== Input records ==
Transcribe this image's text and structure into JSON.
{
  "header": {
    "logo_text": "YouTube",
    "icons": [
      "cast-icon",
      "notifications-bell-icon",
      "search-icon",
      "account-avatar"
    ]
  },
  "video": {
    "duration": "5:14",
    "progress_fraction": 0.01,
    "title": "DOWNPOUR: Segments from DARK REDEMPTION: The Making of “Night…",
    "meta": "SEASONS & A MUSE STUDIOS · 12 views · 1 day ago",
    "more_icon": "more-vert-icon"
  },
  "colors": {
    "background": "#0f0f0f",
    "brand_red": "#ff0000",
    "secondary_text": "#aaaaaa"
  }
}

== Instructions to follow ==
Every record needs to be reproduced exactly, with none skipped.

== Solution for this exercise ==
Transcribe this image's text and structure into JSON.
{
  "header": {
    "logo_text": "YouTube",
    "icons": [
      "cast-icon",
      "notifications-bell-icon",
      "search-icon",
      "account-avatar"
    ]
  },
  "video": {
    "duration": "5:14",
    "progress_fraction": 0.01,
    "title": "DOWNPOUR: Segments from DARK REDEMPTION: The Making of “Night…",
    "meta": "SEASONS & A MUSE STUDIOS · 12 views · 1 day ago",
    "more_icon": "more-vert-icon"
  },
  "colors": {
    "background": "#0f0f0f",
    "brand_red": "#ff0000",
    "secondary_text": "#aaaaaa"
  }
}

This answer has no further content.